We started by opening the lines of communication when they were younger. We talk openly about what some might consider “embarrassing” topics, and ensure that they know that they can ask us anything. When needed, we ask pointed questions and expect honest answers, and we set that precedent very early on. Once we established that no topic is off the table, we’ve been able to share our values and why we believe what we do. We honor differences of opinion, but always point them back to metric of God’s word. But, most importantly, we make time for communication, and we give them our undivided attention during important discussions.

10. What are some of the greatest differences that you see in our culture today that affect the way that parents raise their children versus when your children were little?

I think social media adds social pressure and a comparison factor that I didn’t experience when my kids were young.

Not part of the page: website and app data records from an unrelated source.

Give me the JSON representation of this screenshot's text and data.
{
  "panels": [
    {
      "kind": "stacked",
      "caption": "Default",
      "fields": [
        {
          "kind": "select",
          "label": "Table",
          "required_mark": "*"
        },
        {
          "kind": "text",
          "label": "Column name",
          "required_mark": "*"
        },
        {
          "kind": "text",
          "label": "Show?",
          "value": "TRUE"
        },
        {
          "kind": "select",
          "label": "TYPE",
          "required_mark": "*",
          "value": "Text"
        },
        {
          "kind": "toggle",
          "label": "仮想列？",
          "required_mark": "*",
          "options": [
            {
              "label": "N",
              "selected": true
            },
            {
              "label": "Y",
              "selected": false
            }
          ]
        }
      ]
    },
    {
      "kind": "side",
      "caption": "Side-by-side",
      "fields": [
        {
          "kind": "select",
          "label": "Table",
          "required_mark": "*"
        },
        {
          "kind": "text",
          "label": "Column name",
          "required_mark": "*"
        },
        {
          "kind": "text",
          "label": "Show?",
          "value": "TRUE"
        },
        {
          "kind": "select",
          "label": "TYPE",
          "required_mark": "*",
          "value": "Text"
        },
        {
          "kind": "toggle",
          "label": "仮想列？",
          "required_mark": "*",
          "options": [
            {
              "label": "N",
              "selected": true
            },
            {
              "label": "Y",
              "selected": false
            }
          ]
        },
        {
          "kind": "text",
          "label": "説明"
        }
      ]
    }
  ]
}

I didn’t have to compete with Pinterest-perfect parties and I wasn’t constantly bombarded with others’ perfect-looking lives on Facebook and Instagram. While I think there are definitely positives that come from social media when used judiciously, there are a lot of challenges that come with people living their lives so publicly on social media. Fortunately, there are supportive, encouraging pages like this one to provide great ideas for family fun while showing an authentic family putting Jesus first in their lives.

11. What are some things (or just one thing!) you are really proud of as a parent? What do you feel like you have done well?

I actually really love who our kids have become. They make good decisions, love Jesus and actively pursue him, serve others, and are genuinely kind. Our son joined a Christian organization in his first semester at college, and when he couldn’t find a small group Bible study that fit his schedule, he and his friends started their own. He has developed his own personal relationship with Jesus while away at school (rather than just believing because he’s supposed to), and has really grown in his faith. Our daughter is a joyful, generous, accepting, and loving person who is determined to make a difference in the world, and in the past year has started leading worship at our church. While I can’t take credit for how they’re living out God’s plan for their lives, I do like to think that our parenting had something to do with the genuinely great humans they’ve become!

12. What are you looking forward to as your kids get older?

I’m actually already beginning to experience this, but I look forward to having an adult relationship with my kids. I genuinely enjoy their company. I look forward to seeing them reach for and achieve their dreams.

13. If you could tell your past self – in the midst of raising small children – something, what would it be?

I think I would tell myself that the small moments matter. Not in the sense that every little mistake matters, but that the cumulative effect of the little decisions, not just the big, pivotal moments, set the foundation for their childhood. It’s the overall impact that matters. Did they feel loved and secure? Did they witness us loving Jesus and each other well? When we made mistakes, did they learn from us how to make things right? All of these things stem from the small decisions we make every day: deciding to apologize instead of staying mad, deciding to sit down and read a book or play, deciding to give them our full attention when they needed to talk instead of continuing to do whatever was keeping us busy. Nobody can get it right all the time, but if we are intentional and try to make these small moments count, they add up.


Leave a Reply

Fill in your details below or click an icon to log in:

WordPress.com Logo

You are commenting using your WordPress.com account. Log Out /  Change )

Twitter picture

You are commenting using your Twitter account. Log Out /  Change )

Facebook photo

You are commenting using your Facebook account. Log Out /  Change )

Connecting to %s